Cam was disappointed, however. He had several roles in mind for her, but Sloane had simply shut him down, cut him off, and Mary looked grateful for the reprieve. The girls were of course best friends now, the two of them, which was only fitting.
He leaned forward and looked at himself in the mirror: a few more gray hairs here and there, especially in his beard, but, he thought, what did he expect? “Life’s like that, I guess. You roll with the punches, and meet each day with an open mind,” he said aloud, if only to himself.
“Did you say something?”
“No, just rattling on, talking to myself.”
“You do that a lot, don’t you?”
“Always have. Guess I always will.” And, as if talking to himself once again he looked in the mirror and continued: “And you meet each day with an open heart, because you never know who’s around the next bend in the road.”
He thought of the North Rim, of saying his goodbyes to Jeannie one more time, and he thought of snow falling on a house by the lake in Winnetka. Snow, falling like petals from white roses. Falling like tears into a canyon. Snow falling, falling like love.
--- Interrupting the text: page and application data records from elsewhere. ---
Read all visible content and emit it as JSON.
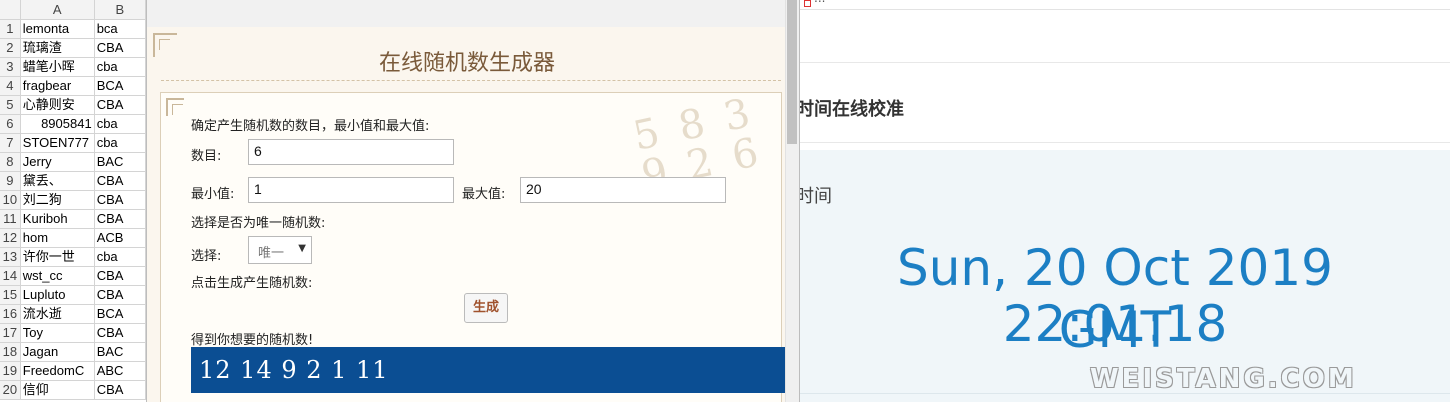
{
  "spreadsheet": {
    "columns": [
      "A",
      "B"
    ],
    "rows": [
      {
        "n": "1",
        "a": "lemonta",
        "b": "bca"
      },
      {
        "n": "2",
        "a": "琉璃渣",
        "b": "CBA"
      },
      {
        "n": "3",
        "a": "蜡笔小晖",
        "b": "cba"
      },
      {
        "n": "4",
        "a": "fragbear",
        "b": "BCA"
      },
      {
        "n": "5",
        "a": "心静则安",
        "b": "CBA"
      },
      {
        "n": "6",
        "a": "8905841",
        "b": "cba"
      },
      {
        "n": "7",
        "a": "STOEN777",
        "b": "cba"
      },
      {
        "n": "8",
        "a": "Jerry",
        "b": "BAC"
      },
      {
        "n": "9",
        "a": "黛丢、",
        "b": "CBA"
      },
      {
        "n": "10",
        "a": "刘二狗",
        "b": "CBA"
      },
      {
        "n": "11",
        "a": "Kuriboh",
        "b": "CBA"
      },
      {
        "n": "12",
        "a": "hom",
        "b": "ACB"
      },
      {
        "n": "13",
        "a": "许你一世",
        "b": "cba"
      },
      {
        "n": "14",
        "a": "wst_cc",
        "b": "CBA"
      },
      {
        "n": "15",
        "a": "Lupluto",
        "b": "CBA"
      },
      {
        "n": "16",
        "a": "流水逝",
        "b": "BCA"
      },
      {
        "n": "17",
        "a": "Toy",
        "b": "CBA"
      },
      {
        "n": "18",
        "a": "Jagan",
        "b": "BAC"
      },
      {
        "n": "19",
        "a": "FreedomC",
        "b": "ABC"
      },
      {
        "n": "20",
        "a": "信仰",
        "b": "CBA"
      }
    ]
  },
  "generator": {
    "title": "在线随机数生成器",
    "instruction": "确定产生随机数的数目，最小值和最大值:",
    "count_label": "数目:",
    "count_value": "6",
    "min_label": "最小值:",
    "min_value": "1",
    "max_label": "最大值:",
    "max_value": "20",
    "unique_prompt": "选择是否为唯一随机数:",
    "select_label": "选择:",
    "select_value": "唯一",
    "click_prompt": "点击生成产生随机数:",
    "generate_label": "生成",
    "result_prompt": "得到你想要的随机数!",
    "result_value": "12  14  9  2  1  11",
    "deco_text": "5 8 3 9 2 6"
  },
  "page": {
    "url_fragment": "...",
    "heading": "时间在线校准",
    "sublabel": "时间",
    "time_line1": "Sun, 20 Oct 2019 22:01:18",
    "time_line2": "GMT",
    "watermark": "WEISTANG.COM"
  },
  "colors": {
    "result_bg": "#0b4e93",
    "time_blue": "#1c7fc4",
    "title_brown": "#7a5a3a"
  }
}
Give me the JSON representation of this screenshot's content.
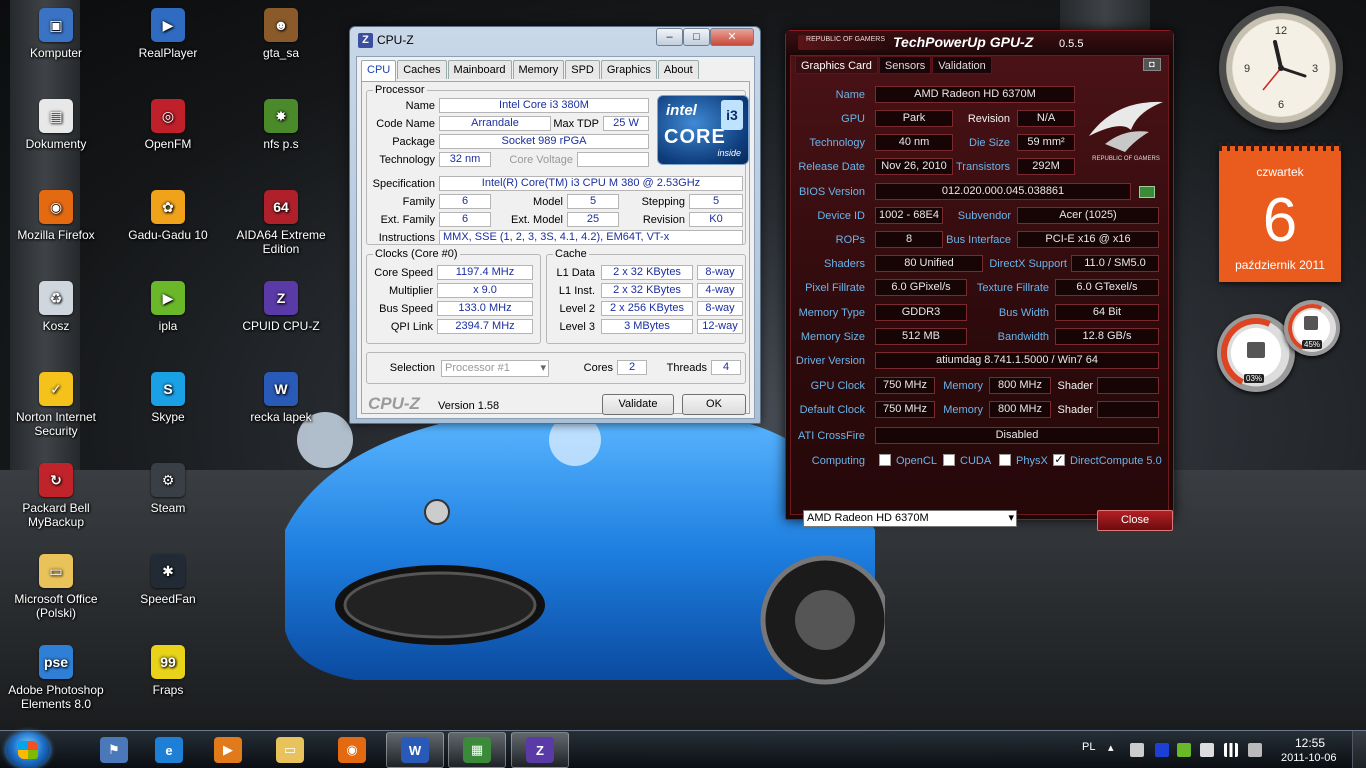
{
  "desktop": {
    "icons": [
      {
        "label": "Komputer",
        "icon": "computer-icon",
        "color": "#3b73c4",
        "glyph": "▣"
      },
      {
        "label": "Dokumenty",
        "icon": "documents-icon",
        "color": "#e8e8e8",
        "glyph": "▤"
      },
      {
        "label": "Mozilla Firefox",
        "icon": "firefox-icon",
        "color": "#e46a12",
        "glyph": "◉"
      },
      {
        "label": "Kosz",
        "icon": "recycle-bin-icon",
        "color": "#cfd6de",
        "glyph": "♻"
      },
      {
        "label": "Norton Internet Security",
        "icon": "norton-icon",
        "color": "#f4c21a",
        "glyph": "✓"
      },
      {
        "label": "Packard Bell MyBackup",
        "icon": "backup-icon",
        "color": "#c0242a",
        "glyph": "↻"
      },
      {
        "label": "Microsoft Office (Polski)",
        "icon": "folder-icon",
        "color": "#e9c25a",
        "glyph": "▭"
      },
      {
        "label": "Adobe Photoshop Elements 8.0",
        "icon": "photoshop-icon",
        "color": "#2f7fd6",
        "glyph": "pse"
      },
      {
        "label": "RealPlayer",
        "icon": "realplayer-icon",
        "color": "#2f6bc1",
        "glyph": "▶"
      },
      {
        "label": "OpenFM",
        "icon": "openfm-icon",
        "color": "#c0202a",
        "glyph": "◎"
      },
      {
        "label": "Gadu-Gadu 10",
        "icon": "gadugadu-icon",
        "color": "#f0a21a",
        "glyph": "✿"
      },
      {
        "label": "ipla",
        "icon": "ipla-icon",
        "color": "#6ab82a",
        "glyph": "▶"
      },
      {
        "label": "Skype",
        "icon": "skype-icon",
        "color": "#1aa0e4",
        "glyph": "S"
      },
      {
        "label": "Steam",
        "icon": "steam-icon",
        "color": "#3a3f45",
        "glyph": "⚙"
      },
      {
        "label": "SpeedFan",
        "icon": "speedfan-icon",
        "color": "#222a36",
        "glyph": "✱"
      },
      {
        "label": "Fraps",
        "icon": "fraps-icon",
        "color": "#e8d21a",
        "glyph": "99"
      },
      {
        "label": "gta_sa",
        "icon": "gta-icon",
        "color": "#8a5a2a",
        "glyph": "☻"
      },
      {
        "label": "nfs p.s",
        "icon": "nfs-icon",
        "color": "#4a8a2a",
        "glyph": "✸"
      },
      {
        "label": "AIDA64 Extreme Edition",
        "icon": "aida64-icon",
        "color": "#b0202a",
        "glyph": "64"
      },
      {
        "label": "CPUID CPU-Z",
        "icon": "cpuz-icon",
        "color": "#5a3aa6",
        "glyph": "Z"
      },
      {
        "label": "recka lapek",
        "icon": "word-document-icon",
        "color": "#2a5ab8",
        "glyph": "W"
      }
    ]
  },
  "cpuz": {
    "title": "CPU-Z",
    "title_logo": "Z",
    "tabs": [
      "CPU",
      "Caches",
      "Mainboard",
      "Memory",
      "SPD",
      "Graphics",
      "About"
    ],
    "processor": {
      "group": "Processor",
      "name_label": "Name",
      "name": "Intel Core i3 380M",
      "codename_label": "Code Name",
      "codename": "Arrandale",
      "maxtdp_label": "Max TDP",
      "maxtdp": "25 W",
      "package_label": "Package",
      "package": "Socket 989 rPGA",
      "technology_label": "Technology",
      "technology": "32 nm",
      "corevoltage_label": "Core Voltage",
      "corevoltage": "",
      "spec_label": "Specification",
      "spec": "Intel(R) Core(TM) i3 CPU      M 380  @ 2.53GHz",
      "family_label": "Family",
      "family": "6",
      "model_label": "Model",
      "model": "5",
      "stepping_label": "Stepping",
      "stepping": "5",
      "extfamily_label": "Ext. Family",
      "extfamily": "6",
      "extmodel_label": "Ext. Model",
      "extmodel": "25",
      "revision_label": "Revision",
      "revision": "K0",
      "instructions_label": "Instructions",
      "instructions": "MMX, SSE (1, 2, 3, 3S, 4.1, 4.2), EM64T, VT-x"
    },
    "intel_logo": {
      "brand": "intel",
      "line": "CORE",
      "tier": "i3",
      "tag": "inside"
    },
    "clocks": {
      "group": "Clocks (Core #0)",
      "corespeed_label": "Core Speed",
      "corespeed": "1197.4 MHz",
      "multiplier_label": "Multiplier",
      "multiplier": "x 9.0",
      "busspeed_label": "Bus Speed",
      "busspeed": "133.0 MHz",
      "qpilink_label": "QPI Link",
      "qpilink": "2394.7 MHz"
    },
    "cache": {
      "group": "Cache",
      "l1d_label": "L1 Data",
      "l1d": "2 x 32 KBytes",
      "l1d_way": "8-way",
      "l1i_label": "L1 Inst.",
      "l1i": "2 x 32 KBytes",
      "l1i_way": "4-way",
      "l2_label": "Level 2",
      "l2": "2 x 256 KBytes",
      "l2_way": "8-way",
      "l3_label": "Level 3",
      "l3": "3 MBytes",
      "l3_way": "12-way"
    },
    "selection_label": "Selection",
    "selection": "Processor #1",
    "cores_label": "Cores",
    "cores": "2",
    "threads_label": "Threads",
    "threads": "4",
    "brand": "CPU-Z",
    "version": "Version 1.58",
    "validate": "Validate",
    "ok": "OK"
  },
  "gpuz": {
    "title": "TechPowerUp GPU-Z",
    "version": "0.5.5",
    "rog": "REPUBLIC OF GAMERS",
    "tabs": [
      "Graphics Card",
      "Sensors",
      "Validation"
    ],
    "rows": {
      "name_label": "Name",
      "name": "AMD Radeon HD 6370M",
      "gpu_label": "GPU",
      "gpu": "Park",
      "revision_label": "Revision",
      "revision": "N/A",
      "technology_label": "Technology",
      "technology": "40 nm",
      "diesize_label": "Die Size",
      "diesize": "59 mm²",
      "release_label": "Release Date",
      "release": "Nov 26, 2010",
      "transistors_label": "Transistors",
      "transistors": "292M",
      "bios_label": "BIOS Version",
      "bios": "012.020.000.045.038861",
      "deviceid_label": "Device ID",
      "deviceid": "1002 - 68E4",
      "subvendor_label": "Subvendor",
      "subvendor": "Acer (1025)",
      "rops_label": "ROPs",
      "rops": "8",
      "businterface_label": "Bus Interface",
      "businterface": "PCI-E x16 @ x16",
      "shaders_label": "Shaders",
      "shaders": "80 Unified",
      "directx_label": "DirectX Support",
      "directx": "11.0 / SM5.0",
      "pixelfill_label": "Pixel Fillrate",
      "pixelfill": "6.0 GPixel/s",
      "texfill_label": "Texture Fillrate",
      "texfill": "6.0 GTexel/s",
      "memtype_label": "Memory Type",
      "memtype": "GDDR3",
      "buswidth_label": "Bus Width",
      "buswidth": "64 Bit",
      "memsize_label": "Memory Size",
      "memsize": "512 MB",
      "bandwidth_label": "Bandwidth",
      "bandwidth": "12.8 GB/s",
      "driver_label": "Driver Version",
      "driver": "atiumdag 8.741.1.5000 / Win7 64",
      "gpuclock_label": "GPU Clock",
      "gpuclock": "750 MHz",
      "memclock_label": "Memory",
      "memclock": "800 MHz",
      "shader_label": "Shader",
      "shader": "",
      "defclock_label": "Default Clock",
      "defclock": "750 MHz",
      "defmem_label": "Memory",
      "defmem": "800 MHz",
      "defshader_label": "Shader",
      "defshader": "",
      "crossfire_label": "ATI CrossFire",
      "crossfire": "Disabled",
      "computing_label": "Computing",
      "opencl": "OpenCL",
      "cuda": "CUDA",
      "physx": "PhysX",
      "directcompute": "DirectCompute 5.0",
      "directcompute_check": "✓"
    },
    "select": "AMD Radeon HD 6370M",
    "close": "Close"
  },
  "gadgets": {
    "calendar": {
      "weekday": "czwartek",
      "day": "6",
      "month": "październik 2011",
      "color": "#e95c1e"
    },
    "meters": {
      "cpu": "03%",
      "ram": "45%"
    }
  },
  "taskbar": {
    "apps": [
      {
        "icon": "user-icon",
        "color": "#4a78b8",
        "glyph": "⚑",
        "open": false
      },
      {
        "icon": "internet-explorer-icon",
        "color": "#1e7fd6",
        "glyph": "e",
        "open": false
      },
      {
        "icon": "media-player-icon",
        "color": "#e07a1a",
        "glyph": "▶",
        "open": false
      },
      {
        "icon": "explorer-icon",
        "color": "#e8c25a",
        "glyph": "▭",
        "open": false
      },
      {
        "icon": "firefox-icon",
        "color": "#e46a12",
        "glyph": "◉",
        "open": false
      },
      {
        "icon": "word-icon",
        "color": "#2a5ab8",
        "glyph": "W",
        "open": true
      },
      {
        "icon": "gpuz-icon",
        "color": "#3a8a3a",
        "glyph": "▦",
        "open": true
      },
      {
        "icon": "cpuz-icon",
        "color": "#5a3aa6",
        "glyph": "Z",
        "open": true
      }
    ],
    "lang": "PL",
    "time": "12:55",
    "date": "2011-10-06"
  }
}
(C) 2016 Adrian LeverKühn | abw | adrianleverkuhnwrites.com | Ferris and his friends were the creation of John Hughes, and they first appeared in 1986s Ferris Bueller’s Day Off. This story is an original, crazy-headed sequel based on the original screenplay by Hughes, to whom I dedicate this story.
Merry Christmas, and I hope you enjoyed the night.